The March 19th edition of BBC Radio 4’s ‘From Our Own Correspondent’ included an item by Kevin Connolly (available from 06:19 here) described as follows in the programme’s synopsis:
“…a stunning election victory for Benjamin Netanyahu in Israel — but it means frustration, anger and dismay for the country’s Palestinian population…”
As has been noted here in previous discussions of BBC coverage of the recent Israeli election (see here and here), one topic which all the corporation’s journalists avoided like the plague in all its reporting was that of foreign funding for organisations such as V15 which campaigned to influence the outcome of the election. In this report, however, Kevin Connolly goes a step beyond omission, actively misinforming listeners when he says (from around 09:00):
“…Mr Netanyahu now has the chance to replace a rather fractious and recalcitrant old coalition with a new one, which should prove more manageable. Foreign governments, of course, are far too well-behaved to interfere in the internal politics of a democratic state. But the outside world tends to view Israeli politics through the prism of the state of the peace process with the Palestinians.” [emphasis added]

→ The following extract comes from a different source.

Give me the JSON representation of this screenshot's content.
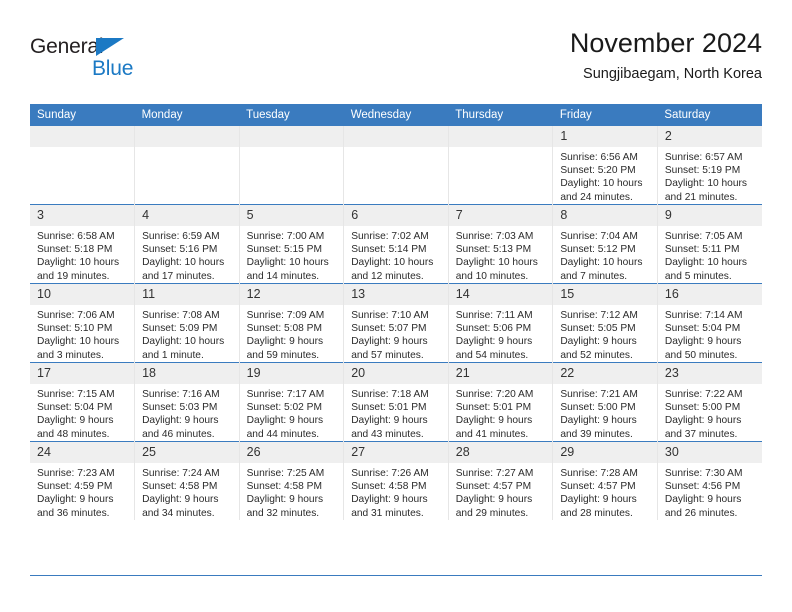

“The head of a progressive U.S.-based group that helped organize the failed get-out-the-vote effort to challenge Prime Minister Benjamin Netanyahu of Israel defended the initiative during a panel discussion at J Street’s annual conference on Sunday.
Kenneth Bob, who runs the U.S. nonprofit Ameinu, said around a year ago the group began meeting with board members, political parties, and other progressive organizations to figure out “what can we actually do to impact events on the ground in Israel.”
“It took us on a path to learn about Israeli electoral funding laws, and it brought us to a project that has now gotten a certain amount of publicity thanks to the prime minister of Israel,” said Bob. “We helped put together a get-out-the-vote effort in the Arab community.”
Netanyahu called on his supporters to turn out to vote last Tuesday to counter U.S.-funded efforts aimed at bringing out left-leaning and Arab-Israeli voters. His comments earned rebukes from the White House, which has suggested that he was trying to discourage minority voting.
Bob said Netanyahu’s characterization of the campaign was accurate, although the prime minister overstated how much money it had received.
“When Bibi spoke about the tens of millions of dollars pouring into this effort, my only correction was it wasn’t tens of millions,” said Bob. “He exaggerated a little bit.” […]
Several organizations that have received funding from the U.S. State Department—including OneVoice, Givat Haviva and the Abraham Fund Initiatives—were also involved in the voter-targeting efforts. A bipartisan Senate committee launched an investigation earlier this month into whether any U.S. government funds had been used for this campaign.” [emphasis added]
What is already known, however, is that foreign governments regularly interfere in internal Israeli politics by means of funding for assorted NGOs. Those governments include the United Kingdom, the United States, Ireland and Norway – to name but a few of the countries which are considerably less “well-behaved” than Connolly tries to make out.
Connolly then provides listeners with more misinformation:
“Outsiders will want to know what chance there is now of convening talks or what chance they might have of succeeding if they could be convened. The truth is that the process was already feeling pretty moribund. There’s been no movement since an American-brokered attempt at negotiations fizzled out last year. Now, it feels more moribund still.” [emphasis added]
The last round of talks between Israel and the PLO did not “fizzle out” as Connolly claims: they came to an abrupt end when the Fatah controlled Palestinian Authority opted for a reconciliation deal with Hamas: a terrorist organization which does not recognize either Israel’s right to exist or existing agreements between Israel and the Palestinians under the Oslo Accords.
Of course accurate representation of the reasons for the failure of the last round of talks would have put a decided damper on the multi-platform campaign to portray the ‘peace process’ as being entirely dependent upon the results of Israel’s election which was evident throughout the BBC’s coverage of that event. This contribution from Connolly may well fit the chosen editorial line, but it is not accurate and deliberately misleads BBC audiences.